The Ten Steps to Successful Breastfeeding From: A Joint WHO/UNICEF Statement Published by the World Health Organization
The Ten Steps • The Ten Steps to Successful Breastfeeding is a guideline meant to facilitate implementation of the BFI in hospitals • Every facility providing maternity services and care for newborn infants should:
Step 1: Have a written breastfeeding policy that is routinely communicated to all health care staff.
Requires a course of action and provides guidance. • Helps establish consistent care for mothers and babies. • Provides a standard that can be evaluated Why have a policy?
What should a Breastfeeding Policy Cover? • Should include the Ten Steps to Successful Breastfeeding • Should include an institutional ban on acceptance of free or low cost supplies of breast-milk substitutes, bottles, teats, gifts, samples or coupons, and use of materials distributed by formula companies.
How to Present the Policy • Use plain language to address each step. • Senior responsible nursing officer on maternity duty should be able to locate a copy of the policy and describe how the other staff are made aware of it. • Make it available to all staff caring for mothers and babies • Post or display it in areas where mothers and babies are cared for.
Step 2: Train all health care staff in skills necessary to implement this policy.
Training should include: • Advantages of breastfeeding • Risks of artificial feeding • Mechanisms of lactation and sucking • How to help mothers initiate and sustain breastfeeding • How to assess a breastfeeding session • How to resolve breastfeeding difficulties • Orientation and education on hospital breastfeeding policies and practices • Importance of feeding on cue • Positioning and attachment • Risks of artificial feeding and using bottles
Step 3: Inform all pregnant women about the benefits and management of breastfeeding.
Prenatal education should include: • The benefits of breastfeeding • The benefits of early initiation • The importance of rooming in • The importance of feeding on demand • How to assure enough milk • Proper positioning and attachment • The importance of exclusive breastfeeding • The risk of using bottles and pacifiers “Prenatal education should not include formula preparation methods.”

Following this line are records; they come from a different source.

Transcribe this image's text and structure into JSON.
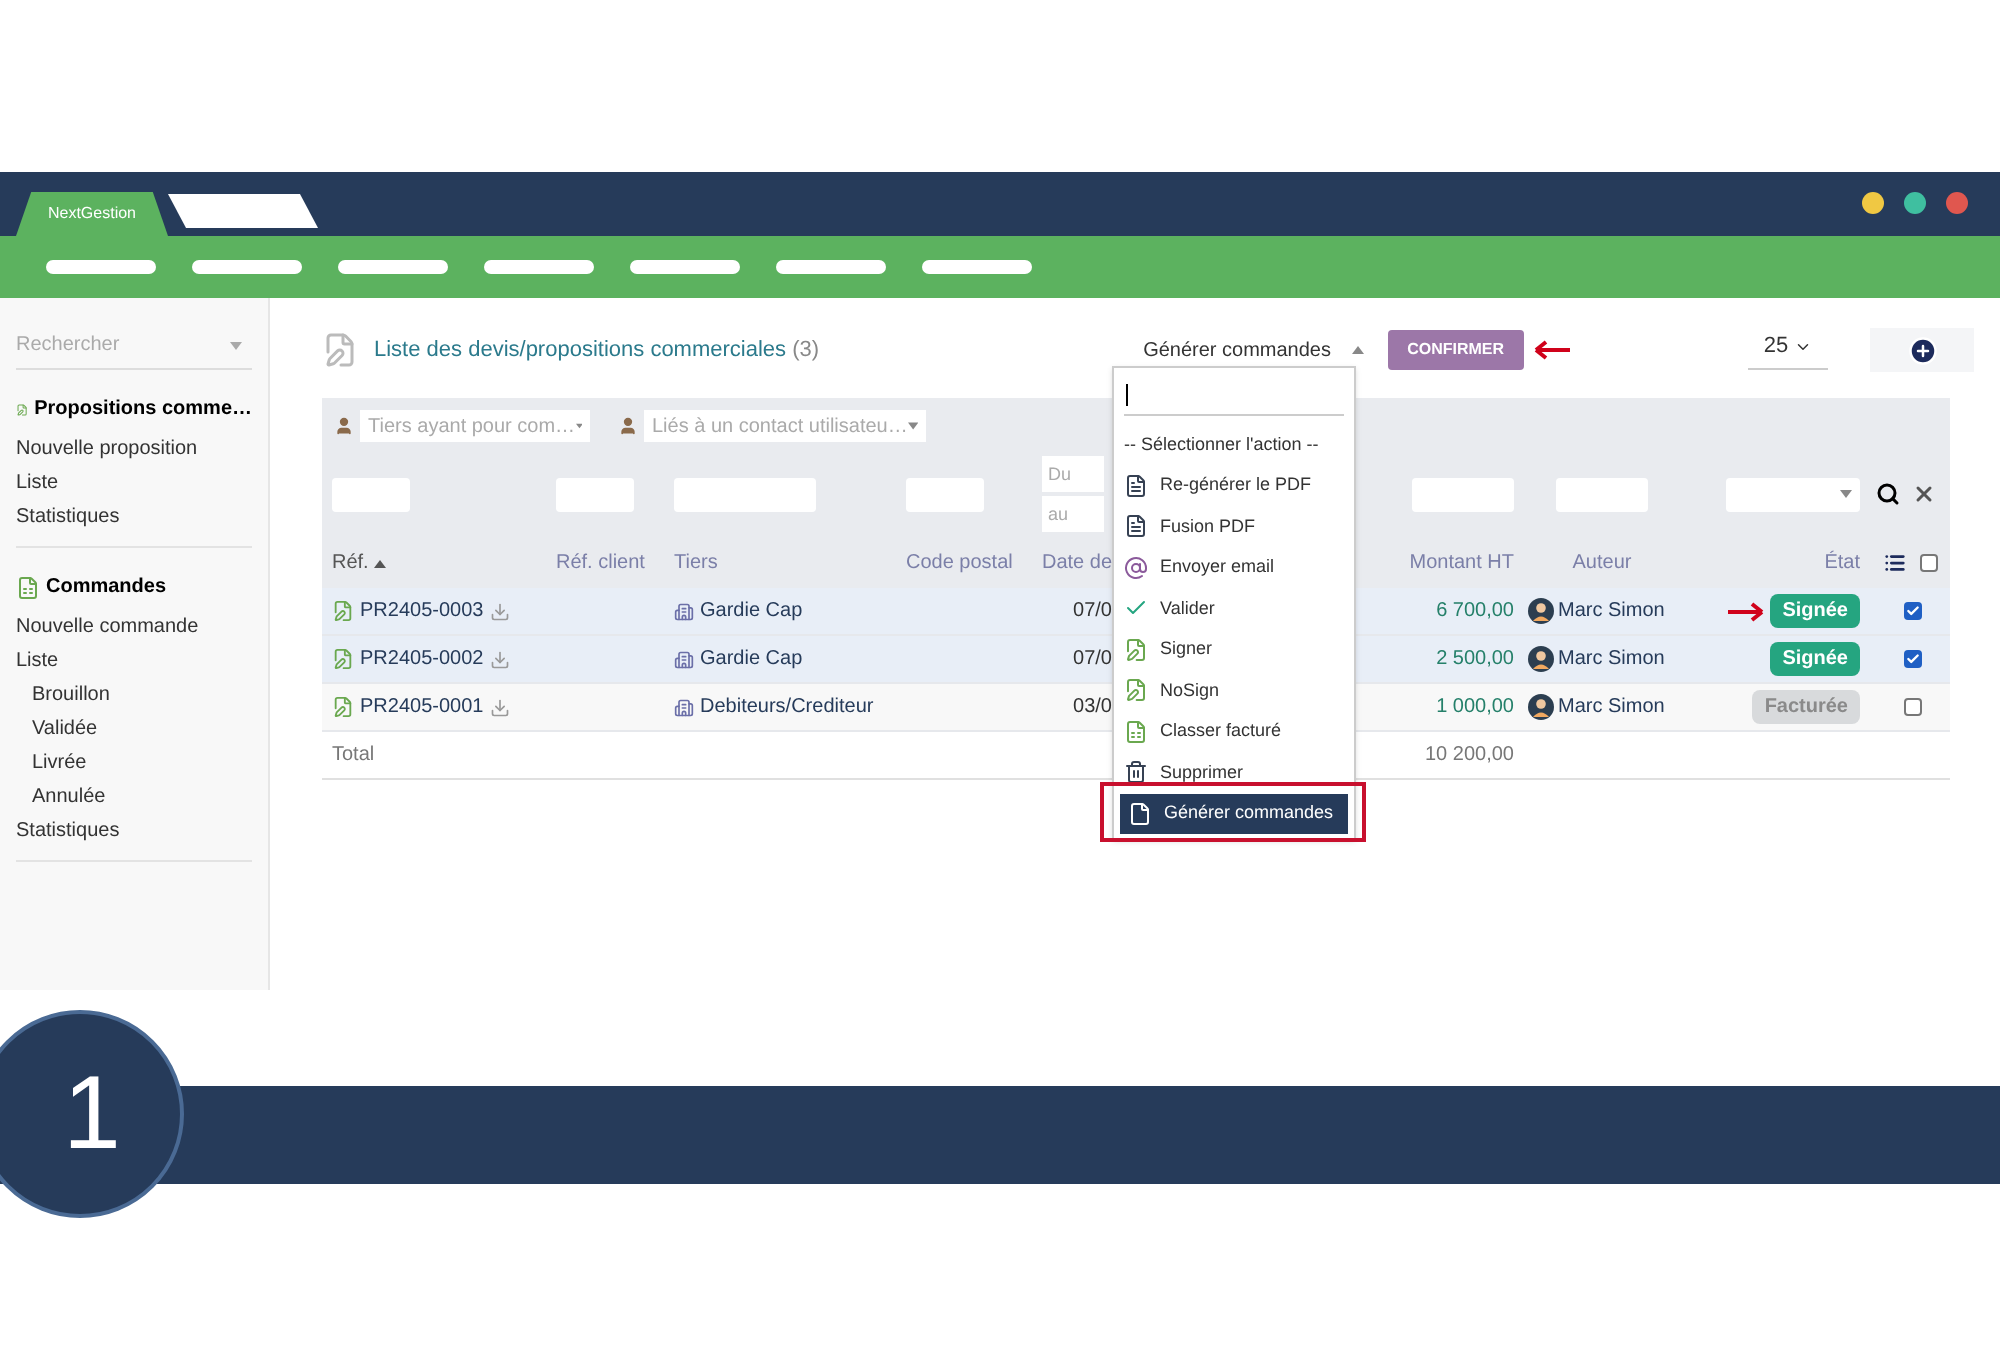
{
  "app_tab": {
    "label": "NextGestion",
    "selected": true
  },
  "sidebar": {
    "search_placeholder": "Rechercher",
    "sections": [
      {
        "title": "Propositions comme…",
        "kind": "proposal",
        "items": [
          {
            "label": "Nouvelle proposition"
          },
          {
            "label": "Liste"
          },
          {
            "label": "Statistiques"
          }
        ]
      },
      {
        "title": "Commandes",
        "kind": "order",
        "items": [
          {
            "label": "Nouvelle commande"
          },
          {
            "label": "Liste",
            "children": [
              {
                "label": "Brouillon"
              },
              {
                "label": "Validée"
              },
              {
                "label": "Livrée"
              },
              {
                "label": "Annulée"
              }
            ]
          },
          {
            "label": "Statistiques"
          }
        ]
      }
    ]
  },
  "header": {
    "title": "Liste des devis/propositions commerciales",
    "count": "(3)",
    "action_value": "Générer commandes",
    "confirm": "CONFIRMER",
    "page_size": "25"
  },
  "filters": {
    "thirdparty_placeholder": "Tiers ayant pour com…",
    "contact_placeholder": "Liés à un contact utilisateu…",
    "date_from": {
      "placeholder": "Du"
    },
    "date_to": {
      "placeholder": "au"
    }
  },
  "select_all": {
    "checked": false
  },
  "columns": [
    {
      "label": "Réf.",
      "sorted": true
    },
    {
      "label": "Réf. client",
      "sorted": false
    },
    {
      "label": "Tiers",
      "sorted": false
    },
    {
      "label": "Code postal",
      "sorted": false
    },
    {
      "label": "Date de",
      "sorted": false
    },
    {
      "label": "Montant HT",
      "sorted": false
    },
    {
      "label": "Auteur",
      "sorted": false
    },
    {
      "label": "État",
      "sorted": false
    }
  ],
  "rows": [
    {
      "ref": "PR2405-0003",
      "tiers": "Gardie Cap",
      "date": "07/0",
      "amount": "6 700,00",
      "author": "Marc Simon",
      "status": {
        "label": "Signée",
        "kind": "signed"
      },
      "selected": true,
      "annotated": true
    },
    {
      "ref": "PR2405-0002",
      "tiers": "Gardie Cap",
      "date": "07/0",
      "amount": "2 500,00",
      "author": "Marc Simon",
      "status": {
        "label": "Signée",
        "kind": "signed"
      },
      "selected": true,
      "annotated": false
    },
    {
      "ref": "PR2405-0001",
      "tiers": "Debiteurs/Crediteur",
      "date": "03/0",
      "amount": "1 000,00",
      "author": "Marc Simon",
      "status": {
        "label": "Facturée",
        "kind": "billed"
      },
      "selected": false,
      "annotated": false
    }
  ],
  "total": {
    "label": "Total",
    "amount": "10 200,00"
  },
  "dropdown": {
    "items": [
      {
        "label": "-- Sélectionner l'action --",
        "kind": "none",
        "selected": false
      },
      {
        "label": "Re-générer le PDF",
        "kind": "pdf",
        "selected": false
      },
      {
        "label": "Fusion PDF",
        "kind": "pdf",
        "selected": false
      },
      {
        "label": "Envoyer email",
        "kind": "email",
        "selected": false
      },
      {
        "label": "Valider",
        "kind": "check",
        "selected": false
      },
      {
        "label": "Signer",
        "kind": "sign",
        "selected": false
      },
      {
        "label": "NoSign",
        "kind": "sign",
        "selected": false
      },
      {
        "label": "Classer facturé",
        "kind": "billed",
        "selected": false
      },
      {
        "label": "Supprimer",
        "kind": "trash",
        "selected": false
      },
      {
        "label": "Générer commandes",
        "kind": "order",
        "selected": true
      }
    ]
  },
  "step": "1"
}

Step 4: Help mothers initiate breastfeeding within the first half-hour after birth.
Why initiate so soon? • Allows for skin to skin contact between mother and child, providing emotional support. • Provides colostrum as the baby’s first immunization. • Takes advantage of the first hour of alertness. How to initiate within 30 minutes: • Keep mother and baby together. • Place baby on mother’s chest • Let the baby start suckling when ready. Do not hurry or interrupt the process.
Early Initiation can also: • Increase duration of breastfeeding • Babies learn to suckle more effectively • Help mothers learn to breastfeed on cue • Facilitate proper positioning during feedings with the help of a health care professional nearby • Enforce education on the risk of artificial feeding and bottle-feeding
Step 5: Show mothers how to breastfeed and how to maintain lactation even if they should be separated from their infants.
“Prenatal education should not influce group education on formula preparation.” “Prenatal education for those mothers who want information on formula preparation should take place on an individual basis.”
Milk Production Cycle: Milk removal stimulates milk production to maintain milk supply as required. • The baby’s sucking stimulates the production of milk. • As long as the baby breastfeeds effectively, the mother will produce milk. • Milk removal must be continued during separation to maintain supply.
Step 6: Give newborn infants no food or drink other than breastmilk, unless medically indicated.
Acceptable Medical Reasons for Supplementation • Infants in Special Care • Infants with a very low birth weight <1,500g, or infants born before 32 weeks gestational age • Small for gestational age with potentially severe hypoglycemia, and who do not improve through increased breastfeeding or by being given breastmilk
Infants well enough to be with their mothers receiving additional supplements must have been diagnosed as: • Infants whose mothers have severe maternal illness • Infants with inborn errors of metabolism • Infants with acute water loss • Infants whose mothers are kating medication with is contraindicated when breastfeeding.
Step 7: Practice rooming-in -- allow mothers and infants to remain together -- 24 hours a day.
Benefits of rooming-in • Cost effective • Requires minimal equipment. • Requires no additional personnel. • Reduces infection. • Helps establish and maintain breastfeeding. • Facilitates the bonding process which can positively affect breastfeeding duration rates.
Step 8: Encourage breastfeeding on demand.
Breastfeed on demand results in: • Earlier passage of meconium • Lower maximal weight loss • Breastmilk flow is established sooner • Larger volume of milk intake on day three • Less of jaundice
Step 9: Give no artificial teats or pacifiers (also called dummies or soothers) to breastfeeding infants.
Step 10: Foster the establishment of breastfeeding support groups and refer mothers to them on discharge from the hospital or clinic.
Support Groups • La Leche League Canada(In Manitoba (204) 257-3509) • Local Regional Health Authority • Manitoba Baby-Friendly Co-ordinating Committee: (204) 788-6661